The above shows how Digital Transformation – and enabling a permanent link between the Insurer and the Insured Object – can better both the conditions for the insurer as the habitant of properties. Here is how it works:
Shop Performance and Shelf optimization
Of course the Retail Industry is a good candidate for new innovations on process and performance optimization. The overwhelming power of it's opportunities for analytics is obvious, as well as is its potential for IoT related innovations. The industry is highly customer centric, extremely agile and extremely sensitive to market fluctuations. It is also an industry that is very well suited to getting closer to its customers based upon user experience and immediate customer involvement.
Impressive innovations are being created for customers regarding shop and shelf optimization.for retail. A first example about getting better insights in real-time on customer behavior in the shop. By placing small camera's on every shelf in a shop, it is possible to:
use face detection technology finding the age and gender of the customer looking though the products on the shelf

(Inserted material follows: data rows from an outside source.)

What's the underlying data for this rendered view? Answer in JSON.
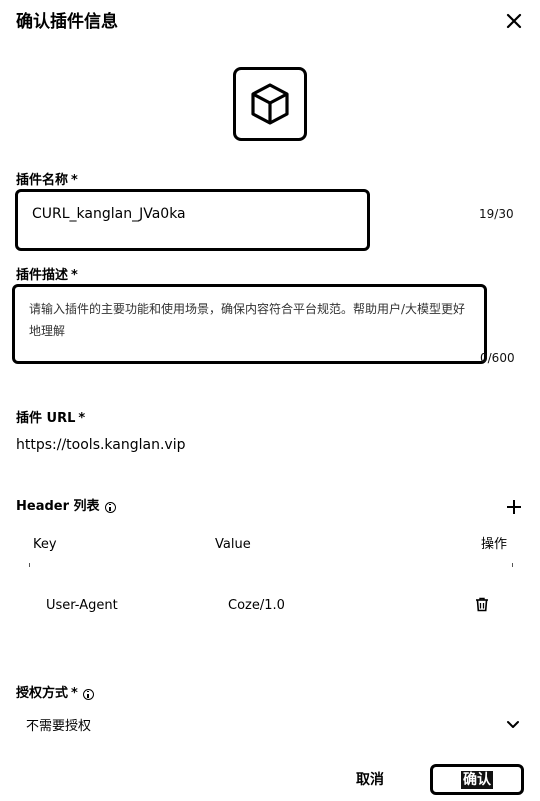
{
  "dialog": {
    "title": "确认插件信息",
    "close_icon": "close-icon"
  },
  "plugin_icon": "cube-icon",
  "name_field": {
    "label": "插件名称",
    "required_mark": "*",
    "value": "CURL_kanglan_JVa0ka",
    "counter": "19/30"
  },
  "desc_field": {
    "label": "插件描述",
    "required_mark": "*",
    "placeholder": "请输入插件的主要功能和使用场景，确保内容符合平台规范。帮助用户/大模型更好地理解",
    "counter": "0/600"
  },
  "url_field": {
    "label": "插件 URL",
    "required_mark": "*",
    "value": "https://tools.kanglan.vip"
  },
  "headers": {
    "label": "Header 列表",
    "info_icon": "info-icon",
    "add_icon": "plus-icon",
    "columns": [
      "Key",
      "Value",
      "操作"
    ],
    "rows": [
      {
        "key": "User-Agent",
        "value": "Coze/1.0",
        "action_icon": "trash-icon"
      }
    ]
  },
  "auth": {
    "label": "授权方式",
    "required_mark": "*",
    "info_icon": "info-icon",
    "selected": "不需要授权",
    "dropdown_icon": "chevron-down-icon"
  },
  "footer": {
    "cancel_label": "取消",
    "confirm_label": "确认"
  }
}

the technology also monitors in real-time how long a customer stays with the shelf. It allows to create exact heat maps of the most intense visited places on the shop floor. Business Analytics help the shop manager to verify how visitor-density evolves by changing shelfs or changing the type of products being put on the shelf. Using predictive analytics, the shop manager can start simulating what the customer density per shelf will be, when changing order or products

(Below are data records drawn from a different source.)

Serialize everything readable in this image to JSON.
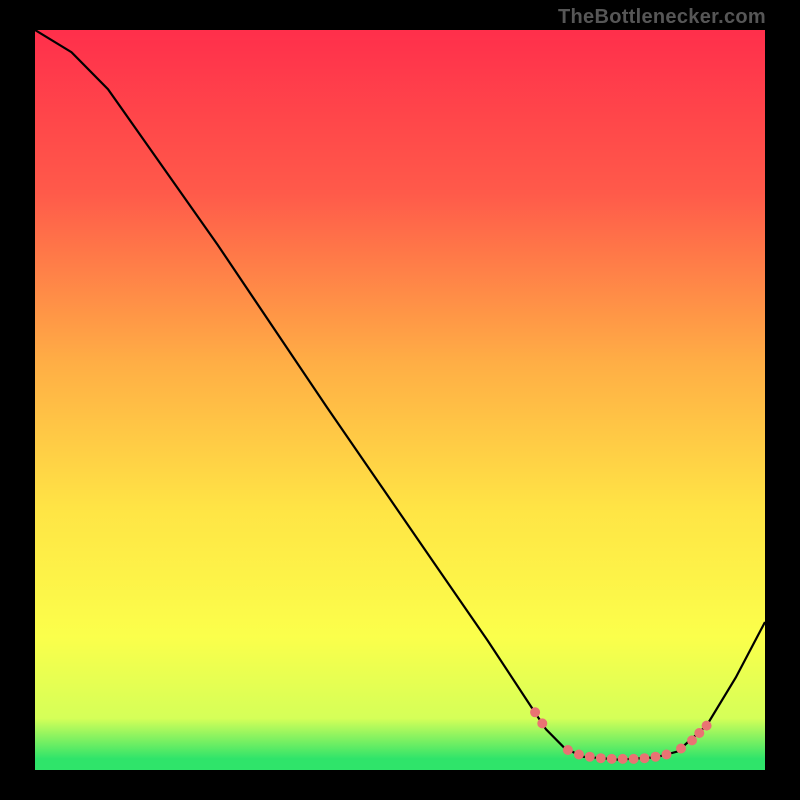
{
  "source_label": "TheBottlenecker.com",
  "colors": {
    "page_bg": "#000000",
    "curve": "#000000",
    "marker": "#e97373",
    "green_band": "#2fe46a",
    "gradient_stops": [
      {
        "offset": 0.0,
        "color": "#ff2f4b"
      },
      {
        "offset": 0.22,
        "color": "#ff5a4a"
      },
      {
        "offset": 0.45,
        "color": "#ffae45"
      },
      {
        "offset": 0.65,
        "color": "#ffe545"
      },
      {
        "offset": 0.82,
        "color": "#fbff4b"
      },
      {
        "offset": 0.93,
        "color": "#d5ff58"
      },
      {
        "offset": 0.985,
        "color": "#2fe46a"
      },
      {
        "offset": 1.0,
        "color": "#2fe46a"
      }
    ]
  },
  "chart_data": {
    "type": "line",
    "title": "",
    "xlabel": "",
    "ylabel": "",
    "xlim": [
      0,
      100
    ],
    "ylim": [
      0,
      100
    ],
    "curve": [
      {
        "x": 0,
        "y": 100
      },
      {
        "x": 5,
        "y": 97
      },
      {
        "x": 10,
        "y": 92
      },
      {
        "x": 15,
        "y": 85
      },
      {
        "x": 25,
        "y": 71
      },
      {
        "x": 40,
        "y": 49
      },
      {
        "x": 55,
        "y": 27.5
      },
      {
        "x": 62,
        "y": 17.5
      },
      {
        "x": 67,
        "y": 10
      },
      {
        "x": 70,
        "y": 5.5
      },
      {
        "x": 72.5,
        "y": 3
      },
      {
        "x": 75,
        "y": 1.8
      },
      {
        "x": 80,
        "y": 1.4
      },
      {
        "x": 85,
        "y": 1.7
      },
      {
        "x": 88,
        "y": 2.5
      },
      {
        "x": 92,
        "y": 6
      },
      {
        "x": 96,
        "y": 12.5
      },
      {
        "x": 100,
        "y": 20
      }
    ],
    "markers": [
      {
        "x": 68.5,
        "y": 7.8
      },
      {
        "x": 69.5,
        "y": 6.3
      },
      {
        "x": 73,
        "y": 2.7
      },
      {
        "x": 74.5,
        "y": 2.1
      },
      {
        "x": 76,
        "y": 1.8
      },
      {
        "x": 77.5,
        "y": 1.6
      },
      {
        "x": 79,
        "y": 1.5
      },
      {
        "x": 80.5,
        "y": 1.5
      },
      {
        "x": 82,
        "y": 1.5
      },
      {
        "x": 83.5,
        "y": 1.6
      },
      {
        "x": 85,
        "y": 1.8
      },
      {
        "x": 86.5,
        "y": 2.1
      },
      {
        "x": 88.5,
        "y": 2.9
      },
      {
        "x": 90,
        "y": 4.0
      },
      {
        "x": 91,
        "y": 5.0
      },
      {
        "x": 92,
        "y": 6.0
      }
    ]
  }
}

Below is a video showing the picture the face detection camera's are capturing when somebody visits a shelf in a retail store. On the right hand you notice the real-time data being collected and stored in the HCP platform.
A similar example where SAP worked together with Powershelf shows how connected-shelfs can be monitored and leveraged in favor of the customer. The connected-shelf recognizes the customer and is capable of offering tailored offerings. The distributor has real-time insights on all of his connected-shelfs with concatenated data and uses business intelligence and predictive algorithms to re-allocate stock, run basket analyses, optimize product-mixes and compare regional performance using GEOSpatials. It is all facilitated in real-time, again leveraging the in-memory HCP platform.
You thought Lego was only for kids? Have a look at below video where our Lego robot fixes the famous Rubik cube real quickly. You'd probably say "nice, but seen that before". I know, but yet we need to re-think about the technology behind it. Working with supplier of color-detection-sensors, SAP developed a color-recognition algorithm that can be applied in numerous use cases (think pharmaceuticals or agriculture). Our Lego object is being directed by the real-time data stream coming from the color-detection-sensor. Passing an algorithm for unlocking the Rubik cube solution, it drives the Lego object to solve the puzzle. It doesn't take too much imagination that by replacing the Lego-vehicle by an industrial machine (i.e. harvest sorting machine in agriculture), a use case for optimizing industrial processes is there. The power is of course in the scalability and the real-time insights on both analytics as predictive algorythmls it brings. By using the HCP platform, the gateway ois open to other networks like Ariba. How about for example a agriculture machine that recognizes and automatically sorts the harvest of a fruit-grower, while automatically looking for the best offer of a logistics firm shipping the sorted fruits to different distributors.
the next generation IoT platform
Connected Products includes solutions that support product development and its supply chain.
Connected Assets is about supporting and running the assets (machines and equipment) that are owned by a company and typically used in a factory.
Connected Fleet contains any “thing” that moves, like cars, trucks, trains and planes.
Connected Infrastructure covers buildings, pipelines and energy grids.
Connected Markets is for commercial spaces including cities, retail, farms and other public environments.
Connected People supports humans for health, sports and in their homes.